--- Supplied information Enclosed Below ---

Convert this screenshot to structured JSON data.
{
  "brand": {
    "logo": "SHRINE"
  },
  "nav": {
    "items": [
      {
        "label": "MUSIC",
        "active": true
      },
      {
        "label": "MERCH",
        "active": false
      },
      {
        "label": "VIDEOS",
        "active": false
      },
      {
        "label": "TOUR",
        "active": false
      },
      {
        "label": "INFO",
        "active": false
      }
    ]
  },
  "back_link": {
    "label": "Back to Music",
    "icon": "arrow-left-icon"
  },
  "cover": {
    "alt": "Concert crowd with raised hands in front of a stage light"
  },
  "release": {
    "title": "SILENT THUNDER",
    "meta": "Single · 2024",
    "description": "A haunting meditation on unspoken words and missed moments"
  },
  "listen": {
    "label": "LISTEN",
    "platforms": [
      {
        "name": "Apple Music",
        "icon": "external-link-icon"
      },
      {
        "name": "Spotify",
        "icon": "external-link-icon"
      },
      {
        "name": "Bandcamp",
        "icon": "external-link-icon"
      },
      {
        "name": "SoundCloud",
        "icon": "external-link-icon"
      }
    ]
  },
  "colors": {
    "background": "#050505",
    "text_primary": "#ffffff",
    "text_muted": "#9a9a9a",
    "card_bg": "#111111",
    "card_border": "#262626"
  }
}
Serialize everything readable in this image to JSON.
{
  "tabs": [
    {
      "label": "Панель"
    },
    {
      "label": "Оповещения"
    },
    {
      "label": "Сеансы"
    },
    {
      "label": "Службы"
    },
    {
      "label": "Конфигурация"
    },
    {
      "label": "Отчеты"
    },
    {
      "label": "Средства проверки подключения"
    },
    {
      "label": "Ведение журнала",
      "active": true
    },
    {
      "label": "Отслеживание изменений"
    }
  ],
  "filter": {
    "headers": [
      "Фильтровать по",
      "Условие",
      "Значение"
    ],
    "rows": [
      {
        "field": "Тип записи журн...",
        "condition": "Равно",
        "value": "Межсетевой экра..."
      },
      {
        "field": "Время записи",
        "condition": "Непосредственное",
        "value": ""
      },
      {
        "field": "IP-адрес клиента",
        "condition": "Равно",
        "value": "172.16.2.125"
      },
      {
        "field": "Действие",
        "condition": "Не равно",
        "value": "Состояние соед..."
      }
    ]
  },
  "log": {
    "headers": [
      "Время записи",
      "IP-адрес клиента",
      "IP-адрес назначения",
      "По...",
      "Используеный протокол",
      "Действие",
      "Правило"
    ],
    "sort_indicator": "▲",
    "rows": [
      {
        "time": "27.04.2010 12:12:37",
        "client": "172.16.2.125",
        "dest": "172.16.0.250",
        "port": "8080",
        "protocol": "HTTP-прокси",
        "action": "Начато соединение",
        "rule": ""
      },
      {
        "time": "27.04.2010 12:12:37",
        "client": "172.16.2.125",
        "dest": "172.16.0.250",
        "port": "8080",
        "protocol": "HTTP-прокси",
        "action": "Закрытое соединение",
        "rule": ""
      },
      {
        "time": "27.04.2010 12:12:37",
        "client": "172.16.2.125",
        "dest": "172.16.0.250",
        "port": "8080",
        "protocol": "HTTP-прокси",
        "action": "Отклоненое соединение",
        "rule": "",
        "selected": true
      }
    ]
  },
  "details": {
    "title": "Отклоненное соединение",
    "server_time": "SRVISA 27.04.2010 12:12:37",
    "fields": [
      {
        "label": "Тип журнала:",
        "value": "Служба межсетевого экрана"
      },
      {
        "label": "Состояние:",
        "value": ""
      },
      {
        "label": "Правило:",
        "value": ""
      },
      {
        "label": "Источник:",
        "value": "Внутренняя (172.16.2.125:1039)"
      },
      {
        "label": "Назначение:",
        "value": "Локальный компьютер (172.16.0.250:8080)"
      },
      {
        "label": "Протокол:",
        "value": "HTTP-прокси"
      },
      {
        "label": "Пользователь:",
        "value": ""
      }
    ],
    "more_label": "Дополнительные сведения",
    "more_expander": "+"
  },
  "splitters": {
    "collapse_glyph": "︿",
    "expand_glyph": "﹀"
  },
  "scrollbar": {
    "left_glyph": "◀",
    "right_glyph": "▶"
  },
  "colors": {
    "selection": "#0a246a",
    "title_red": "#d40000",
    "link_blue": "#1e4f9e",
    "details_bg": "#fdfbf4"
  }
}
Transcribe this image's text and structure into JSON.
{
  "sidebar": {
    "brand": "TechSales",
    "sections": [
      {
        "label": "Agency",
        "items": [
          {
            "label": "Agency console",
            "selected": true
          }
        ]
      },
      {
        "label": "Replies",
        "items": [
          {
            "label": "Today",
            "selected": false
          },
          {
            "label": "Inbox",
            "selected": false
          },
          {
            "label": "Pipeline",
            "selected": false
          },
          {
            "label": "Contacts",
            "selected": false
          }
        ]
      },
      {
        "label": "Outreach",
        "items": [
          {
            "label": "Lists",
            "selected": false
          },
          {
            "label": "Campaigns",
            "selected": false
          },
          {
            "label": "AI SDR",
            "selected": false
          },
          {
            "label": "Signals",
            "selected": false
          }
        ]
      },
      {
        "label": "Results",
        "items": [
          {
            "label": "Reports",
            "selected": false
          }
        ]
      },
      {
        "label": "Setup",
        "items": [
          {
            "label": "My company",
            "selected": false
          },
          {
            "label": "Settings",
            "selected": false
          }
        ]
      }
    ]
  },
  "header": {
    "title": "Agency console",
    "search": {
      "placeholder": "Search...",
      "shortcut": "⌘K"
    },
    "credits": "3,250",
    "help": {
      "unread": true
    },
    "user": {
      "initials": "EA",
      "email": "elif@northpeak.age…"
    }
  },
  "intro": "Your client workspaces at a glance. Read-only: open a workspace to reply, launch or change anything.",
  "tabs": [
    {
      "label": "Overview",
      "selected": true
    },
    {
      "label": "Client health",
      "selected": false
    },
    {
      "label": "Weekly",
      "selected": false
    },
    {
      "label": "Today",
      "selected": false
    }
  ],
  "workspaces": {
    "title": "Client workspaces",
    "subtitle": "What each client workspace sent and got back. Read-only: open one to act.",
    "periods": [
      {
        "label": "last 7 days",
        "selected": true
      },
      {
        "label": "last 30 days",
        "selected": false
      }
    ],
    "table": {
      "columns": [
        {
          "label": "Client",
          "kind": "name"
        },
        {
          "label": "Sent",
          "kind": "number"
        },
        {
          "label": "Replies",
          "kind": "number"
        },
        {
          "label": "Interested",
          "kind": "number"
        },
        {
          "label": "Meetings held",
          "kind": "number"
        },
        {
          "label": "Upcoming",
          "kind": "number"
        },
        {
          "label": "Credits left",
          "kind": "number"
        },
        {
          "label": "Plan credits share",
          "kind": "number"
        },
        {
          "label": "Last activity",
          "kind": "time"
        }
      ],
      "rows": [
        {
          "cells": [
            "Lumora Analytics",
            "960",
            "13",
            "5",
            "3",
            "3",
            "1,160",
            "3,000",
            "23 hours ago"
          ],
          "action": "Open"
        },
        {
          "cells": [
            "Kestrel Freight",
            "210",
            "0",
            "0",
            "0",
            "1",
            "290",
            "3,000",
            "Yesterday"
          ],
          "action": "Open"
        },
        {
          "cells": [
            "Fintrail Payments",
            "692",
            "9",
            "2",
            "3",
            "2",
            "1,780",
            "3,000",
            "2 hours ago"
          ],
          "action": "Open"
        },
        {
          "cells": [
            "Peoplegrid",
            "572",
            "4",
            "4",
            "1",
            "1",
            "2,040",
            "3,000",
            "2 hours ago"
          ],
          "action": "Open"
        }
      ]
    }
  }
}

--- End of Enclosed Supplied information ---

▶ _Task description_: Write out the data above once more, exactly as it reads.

▶ _Finished exercise_:
Convert this screenshot to structured JSON data.
{
  "brand": {
    "logo": "SHRINE"
  },
  "nav": {
    "items": [
      {
        "label": "MUSIC",
        "active": true
      },
      {
        "label": "MERCH",
        "active": false
      },
      {
        "label": "VIDEOS",
        "active": false
      },
      {
        "label": "TOUR",
        "active": false
      },
      {
        "label": "INFO",
        "active": false
      }
    ]
  },
  "back_link": {
    "label": "Back to Music",
    "icon": "arrow-left-icon"
  },
  "cover": {
    "alt": "Concert crowd with raised hands in front of a stage light"
  },
  "release": {
    "title": "SILENT THUNDER",
    "meta": "Single · 2024",
    "description": "A haunting meditation on unspoken words and missed moments"
  },
  "listen": {
    "label": "LISTEN",
    "platforms": [
      {
        "name": "Apple Music",
        "icon": "external-link-icon"
      },
      {
        "name": "Spotify",
        "icon": "external-link-icon"
      },
      {
        "name": "Bandcamp",
        "icon": "external-link-icon"
      },
      {
        "name": "SoundCloud",
        "icon": "external-link-icon"
      }
    ]
  },
  "colors": {
    "background": "#050505",
    "text_primary": "#ffffff",
    "text_muted": "#9a9a9a",
    "card_bg": "#111111",
    "card_border": "#262626"
  }
}
Serialize everything readable in this image to JSON.
{
  "tabs": [
    {
      "label": "Панель"
    },
    {
      "label": "Оповещения"
    },
    {
      "label": "Сеансы"
    },
    {
      "label": "Службы"
    },
    {
      "label": "Конфигурация"
    },
    {
      "label": "Отчеты"
    },
    {
      "label": "Средства проверки подключения"
    },
    {
      "label": "Ведение журнала",
      "active": true
    },
    {
      "label": "Отслеживание изменений"
    }
  ],
  "filter": {
    "headers": [
      "Фильтровать по",
      "Условие",
      "Значение"
    ],
    "rows": [
      {
        "field": "Тип записи журн...",
        "condition": "Равно",
        "value": "Межсетевой экра..."
      },
      {
        "field": "Время записи",
        "condition": "Непосредственное",
        "value": ""
      },
      {
        "field": "IP-адрес клиента",
        "condition": "Равно",
        "value": "172.16.2.125"
      },
      {
        "field": "Действие",
        "condition": "Не равно",
        "value": "Состояние соед..."
      }
    ]
  },
  "log": {
    "headers": [
      "Время записи",
      "IP-адрес клиента",
      "IP-адрес назначения",
      "По...",
      "Используеный протокол",
      "Действие",
      "Правило"
    ],
    "sort_indicator": "▲",
    "rows": [
      {
        "time": "27.04.2010 12:12:37",
        "client": "172.16.2.125",
        "dest": "172.16.0.250",
        "port": "8080",
        "protocol": "HTTP-прокси",
        "action": "Начато соединение",
        "rule": ""
      },
      {
        "time": "27.04.2010 12:12:37",
        "client": "172.16.2.125",
        "dest": "172.16.0.250",
        "port": "8080",
        "protocol": "HTTP-прокси",
        "action": "Закрытое соединение",
        "rule": ""
      },
      {
        "time": "27.04.2010 12:12:37",
        "client": "172.16.2.125",
        "dest": "172.16.0.250",
        "port": "8080",
        "protocol": "HTTP-прокси",
        "action": "Отклоненое соединение",
        "rule": "",
        "selected": true
      }
    ]
  },
  "details": {
    "title": "Отклоненное соединение",
    "server_time": "SRVISA 27.04.2010 12:12:37",
    "fields": [
      {
        "label": "Тип журнала:",
        "value": "Служба межсетевого экрана"
      },
      {
        "label": "Состояние:",
        "value": ""
      },
      {
        "label": "Правило:",
        "value": ""
      },
      {
        "label": "Источник:",
        "value": "Внутренняя (172.16.2.125:1039)"
      },
      {
        "label": "Назначение:",
        "value": "Локальный компьютер (172.16.0.250:8080)"
      },
      {
        "label": "Протокол:",
        "value": "HTTP-прокси"
      },
      {
        "label": "Пользователь:",
        "value": ""
      }
    ],
    "more_label": "Дополнительные сведения",
    "more_expander": "+"
  },
  "splitters": {
    "collapse_glyph": "︿",
    "expand_glyph": "﹀"
  },
  "scrollbar": {
    "left_glyph": "◀",
    "right_glyph": "▶"
  },
  "colors": {
    "selection": "#0a246a",
    "title_red": "#d40000",
    "link_blue": "#1e4f9e",
    "details_bg": "#fdfbf4"
  }
}
Transcribe this image's text and structure into JSON.
{
  "sidebar": {
    "brand": "TechSales",
    "sections": [
      {
        "label": "Agency",
        "items": [
          {
            "label": "Agency console",
            "selected": true
          }
        ]
      },
      {
        "label": "Replies",
        "items": [
          {
            "label": "Today",
            "selected": false
          },
          {
            "label": "Inbox",
            "selected": false
          },
          {
            "label": "Pipeline",
            "selected": false
          },
          {
            "label": "Contacts",
            "selected": false
          }
        ]
      },
      {
        "label": "Outreach",
        "items": [
          {
            "label": "Lists",
            "selected": false
          },
          {
            "label": "Campaigns",
            "selected": false
          },
          {
            "label": "AI SDR",
            "selected": false
          },
          {
            "label": "Signals",
            "selected": false
          }
        ]
      },
      {
        "label": "Results",
        "items": [
          {
            "label": "Reports",
            "selected": false
          }
        ]
      },
      {
        "label": "Setup",
        "items": [
          {
            "label": "My company",
            "selected": false
          },
          {
            "label": "Settings",
            "selected": false
          }
        ]
      }
    ]
  },
  "header": {
    "title": "Agency console",
    "search": {
      "placeholder": "Search...",
      "shortcut": "⌘K"
    },
    "credits": "3,250",
    "help": {
      "unread": true
    },
    "user": {
      "initials": "EA",
      "email": "elif@northpeak.age…"
    }
  },
  "intro": "Your client workspaces at a glance. Read-only: open a workspace to reply, launch or change anything.",
  "tabs": [
    {
      "label": "Overview",
      "selected": true
    },
    {
      "label": "Client health",
      "selected": false
    },
    {
      "label": "Weekly",
      "selected": false
    },
    {
      "label": "Today",
      "selected": false
    }
  ],
  "workspaces": {
    "title": "Client workspaces",
    "subtitle": "What each client workspace sent and got back. Read-only: open one to act.",
    "periods": [
      {
        "label": "last 7 days",
        "selected": true
      },
      {
        "label": "last 30 days",
        "selected": false
      }
    ],
    "table": {
      "columns": [
        {
          "label": "Client",
          "kind": "name"
        },
        {
          "label": "Sent",
          "kind": "number"
        },
        {
          "label": "Replies",
          "kind": "number"
        },
        {
          "label": "Interested",
          "kind": "number"
        },
        {
          "label": "Meetings held",
          "kind": "number"
        },
        {
          "label": "Upcoming",
          "kind": "number"
        },
        {
          "label": "Credits left",
          "kind": "number"
        },
        {
          "label": "Plan credits share",
          "kind": "number"
        },
        {
          "label": "Last activity",
          "kind": "time"
        }
      ],
      "rows": [
        {
          "cells": [
            "Lumora Analytics",
            "960",
            "13",
            "5",
            "3",
            "3",
            "1,160",
            "3,000",
            "23 hours ago"
          ],
          "action": "Open"
        },
        {
          "cells": [
            "Kestrel Freight",
            "210",
            "0",
            "0",
            "0",
            "1",
            "290",
            "3,000",
            "Yesterday"
          ],
          "action": "Open"
        },
        {
          "cells": [
            "Fintrail Payments",
            "692",
            "9",
            "2",
            "3",
            "2",
            "1,780",
            "3,000",
            "2 hours ago"
          ],
          "action": "Open"
        },
        {
          "cells": [
            "Peoplegrid",
            "572",
            "4",
            "4",
            "1",
            "1",
            "2,040",
            "3,000",
            "2 hours ago"
          ],
          "action": "Open"
        }
      ]
    }
  }
}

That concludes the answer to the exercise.